How does one define an adventure? I could easily look it up in a dictionary or on Google and get a very broad and dry sounding definition that would tell me what I was asking, or I could think about what it means to me. What do I get out of the adventures I take, what drives me to go on them, and when it gets hard, why do I continue when I could just stop? None of those questions are answered easily, and the answers for me will likely be different than yours. But what matters is that you listen to the truth in yours and let it lead you onward.
When I began planning what would become my Pan American Highway trip, it started as a short bike ride across Canada west to east. But early on I realized that I probably shouldn’t stop there. A disproportionate number of my friends are Colombian, so after cycling Canada, I had the thought that I should just turn south and head to Colombia. And basically only moments after that thought fired across my neurons, the following one popped into my brain: If I’m already going to bike to Colombia, I might as well just do the whole Pan Am.
I couldn’t argue with that logic. So what could have been just a summer jaunt turned into a multi-year abrupt change to my lifestyle.
Each section of my trip had its own unique flavor that was ever-evolving to match the region I was in, and my experiences along the way built on top of one another like a layer cake, each adding to the richness of the whole while being distinct in its own right. I remember looking out the plane window at the vast Alaskan wilderness, seemingly untouched by humans thinking, “What have I gotten myself into? Can I really do this? Well … I guess I’m really doing this.”
Two and a half years later, I was flying home to Minneapolis from Ushuaia, looking out at the flat, snow-covered land that is southern Minnesota in January thinking those same thoughts but for different reasons.

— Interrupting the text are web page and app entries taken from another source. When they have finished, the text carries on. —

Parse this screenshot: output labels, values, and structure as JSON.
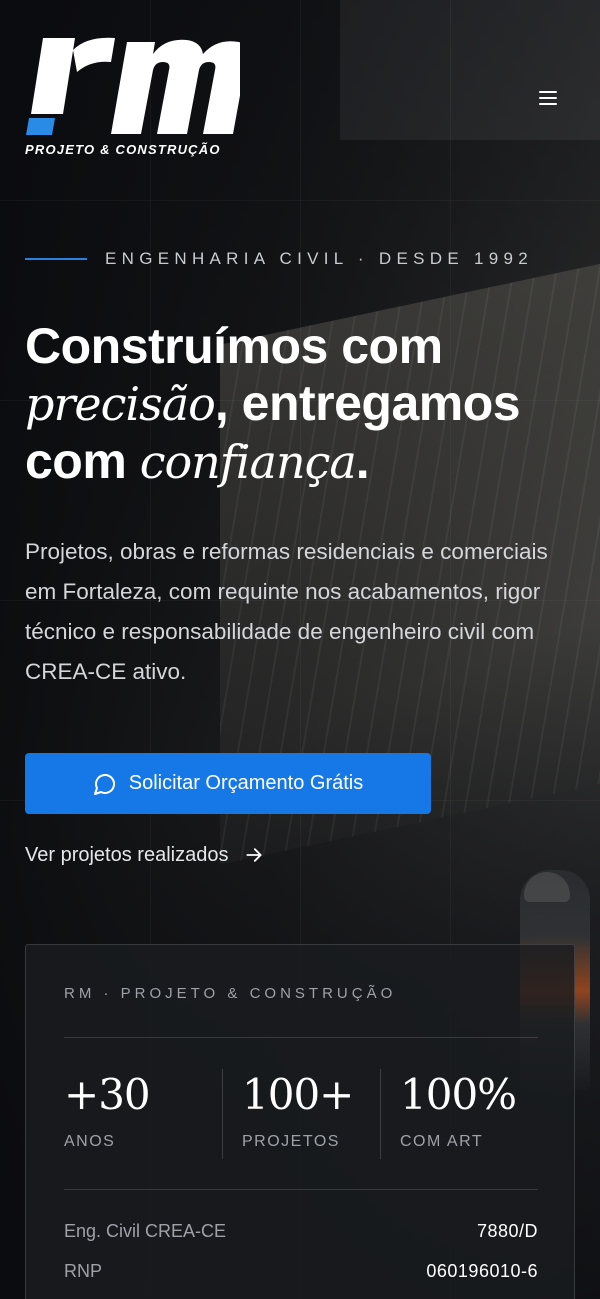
{
  "header": {
    "logo_tagline": "PROJETO & CONSTRUÇÃO",
    "menu_icon": "hamburger-menu-icon"
  },
  "hero": {
    "eyebrow": "ENGENHARIA CIVIL · DESDE 1992",
    "headline_part1": "Construímos com ",
    "headline_italic1": "precisão",
    "headline_part2": ", entregamos com ",
    "headline_italic2": "confiança",
    "headline_end": ".",
    "lead": "Projetos, obras e reformas residenciais e comerciais em Fortaleza, com requinte nos acabamentos, rigor técnico e responsabilidade de engenheiro civil com CREA-CE ativo.",
    "cta_label": "Solicitar Orçamento Grátis",
    "cta_icon": "chat-bubble-icon",
    "secondary_link": "Ver projetos realizados",
    "secondary_icon": "arrow-right-icon"
  },
  "card": {
    "title": "RM · PROJETO & CONSTRUÇÃO",
    "stats": [
      {
        "value": "+30",
        "label": "ANOS"
      },
      {
        "value": "100+",
        "label": "PROJETOS"
      },
      {
        "value": "100%",
        "label": "COM ART"
      }
    ],
    "rows": [
      {
        "key": "Eng. Civil CREA-CE",
        "value": "7880/D"
      },
      {
        "key": "RNP",
        "value": "060196010-6"
      }
    ]
  },
  "colors": {
    "accent": "#1677e6",
    "logo_accent": "#2a8be6",
    "background": "#0c0d10"
  }
}
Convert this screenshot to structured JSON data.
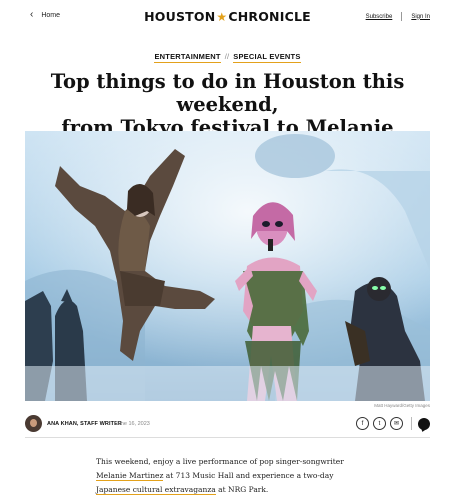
{
  "header": {
    "home_label": "Home",
    "logo_left": "HOUSTON",
    "logo_right": "CHRONICLE",
    "subscribe_label": "Subscribe",
    "signin_label": "Sign In"
  },
  "article": {
    "section_1": "ENTERTAINMENT",
    "section_separator": "//",
    "section_2": "SPECIAL EVENTS",
    "title_line_1": "Top things to do in Houston this weekend,",
    "title_line_2": "from Tokyo festival to Melanie Martinez",
    "photo_credit": "Matt Hayward/Getty Images",
    "author": "ANA KHAN, STAFF WRITER",
    "date": "June 16, 2023",
    "body": {
      "p1_a": "This weekend, enjoy a live performance of pop singer-songwriter ",
      "p1_link1": "Melanie Martinez",
      "p1_b": " at 713 Music Hall and experience a two-day ",
      "p1_link2": "Japanese cultural extravaganza",
      "p1_c": " at NRG Park."
    }
  },
  "share": {
    "icons": [
      "facebook-icon",
      "twitter-icon",
      "email-icon",
      "comment-icon"
    ],
    "facebook_glyph": "f",
    "twitter_glyph": "t",
    "email_glyph": "✉"
  },
  "colors": {
    "accent": "#e3a11b",
    "text": "#111111"
  }
}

In between those instances, I had become someone different than I was before; how could I go back to a stationary life in a place bereft of mountains? To do that will take the same love, support, and advice that helped turn the daunting greatness of Alaska into something manageable.
Early on in my trip, I would meet cyclists heading north on the Alaska Highway, marveling at the knowledge that they were nearing the end of their travels whereas I was only a fraction of the way in. The distance I had laid out ahead of me seemed insurmountable when looked at as a whole, and the only way to make sense of it was to break it down into smaller pieces that could be checked off in days or a week at most.
Fast forward two years to when I was in Patagonia, now the old, grizzled veteran of the trail, still meeting people heading north, but now I was the one sharing stories from far off lands that these people could only dream about and look forward to. The awe I once felt was painted on their faces and bestowed in the reverence with which they treated me.
So back to my original question: how does one define adventure?
I would get asked by many people what the scariest/worst thing to happen on my trip was. Which is a question you should never ask anyone, let alone women as most of us have a similar answer. But what they were really asking for was an entertaining story or a story where something went wrong, where you had to fend for yourself to get out of it. So the clouds of mosquitoes on the Dalton Highway, or the time in Mexico I was trying to get up and over a mountain but ran out of water and had to drink my own pee, or any number of other things that happened along the way probably fit the dictionary definition of adventure.
For me, what defines adventure is not what we encounter along the way but how we grow and change as a person from what we experience. So while I love the mountains and glaciers and the remote forests I saw throughout my travels, those are not the first thoughts I have when looking back at my life for the past two and a half years. Before I started on the Pan American Highway, my answer would have been simply to see those things, but now my first thoughts are of the people I met along the way and what I learned from them and their life experiences, from their unique perspectives.
I dare you to find what really drives you to push on when faced with challenges, more than just the drive to succeed. Discover what fuels the passion to go out and find your limits and then break through them. What drives you today may not be the same as tomorrow, but what is important is that you know the why.